● RAW DATA
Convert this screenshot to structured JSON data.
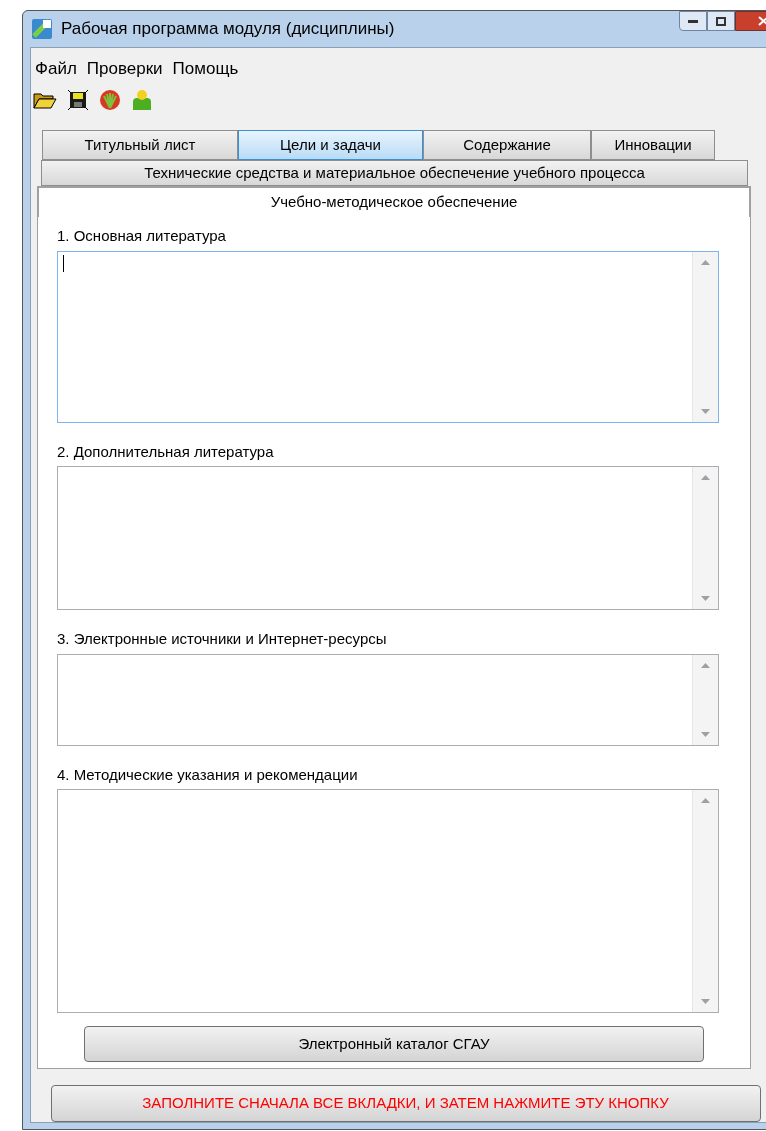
{
  "window": {
    "title": "Рабочая программа модуля (дисциплины)"
  },
  "menu": [
    "Файл",
    "Проверки",
    "Помощь"
  ],
  "toolbar": [
    {
      "kind": "open"
    },
    {
      "kind": "save"
    },
    {
      "kind": "shell"
    },
    {
      "kind": "user"
    }
  ],
  "tab_rows": [
    [
      {
        "label": "Титульный лист",
        "selected": false,
        "highlighted": false
      },
      {
        "label": "Цели и задачи",
        "selected": false,
        "highlighted": true
      },
      {
        "label": "Содержание",
        "selected": false,
        "highlighted": false
      },
      {
        "label": "Инновации",
        "selected": false,
        "highlighted": false
      }
    ],
    [
      {
        "label": "Технические средства и материальное обеспечение учебного процесса",
        "selected": false,
        "highlighted": false
      }
    ],
    [
      {
        "label": "Учебно-методическое обеспечение",
        "selected": true,
        "highlighted": false
      }
    ]
  ],
  "sections": [
    {
      "label": "1. Основная литература",
      "focused": true
    },
    {
      "label": "2. Дополнительная литература",
      "focused": false
    },
    {
      "label": "3. Электронные источники и Интернет-ресурсы",
      "focused": false
    },
    {
      "label": "4. Методические указания и рекомендации",
      "focused": false
    }
  ],
  "catalog_button": "Электронный каталог СГАУ",
  "submit_button": "ЗАПОЛНИТЕ СНАЧАЛА ВСЕ ВКЛАДКИ, И ЗАТЕМ НАЖМИТЕ ЭТУ КНОПКУ"
}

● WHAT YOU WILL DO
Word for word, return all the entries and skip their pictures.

● TASK RESPONSE
Convert this screenshot to structured JSON data.
{
  "window": {
    "title": "Рабочая программа модуля (дисциплины)"
  },
  "menu": [
    "Файл",
    "Проверки",
    "Помощь"
  ],
  "toolbar": [
    {
      "kind": "open"
    },
    {
      "kind": "save"
    },
    {
      "kind": "shell"
    },
    {
      "kind": "user"
    }
  ],
  "tab_rows": [
    [
      {
        "label": "Титульный лист",
        "selected": false,
        "highlighted": false
      },
      {
        "label": "Цели и задачи",
        "selected": false,
        "highlighted": true
      },
      {
        "label": "Содержание",
        "selected": false,
        "highlighted": false
      },
      {
        "label": "Инновации",
        "selected": false,
        "highlighted": false
      }
    ],
    [
      {
        "label": "Технические средства и материальное обеспечение учебного процесса",
        "selected": false,
        "highlighted": false
      }
    ],
    [
      {
        "label": "Учебно-методическое обеспечение",
        "selected": true,
        "highlighted": false
      }
    ]
  ],
  "sections": [
    {
      "label": "1. Основная литература",
      "focused": true
    },
    {
      "label": "2. Дополнительная литература",
      "focused": false
    },
    {
      "label": "3. Электронные источники и Интернет-ресурсы",
      "focused": false
    },
    {
      "label": "4. Методические указания и рекомендации",
      "focused": false
    }
  ],
  "catalog_button": "Электронный каталог СГАУ",
  "submit_button": "ЗАПОЛНИТЕ СНАЧАЛА ВСЕ ВКЛАДКИ, И ЗАТЕМ НАЖМИТЕ ЭТУ КНОПКУ"
}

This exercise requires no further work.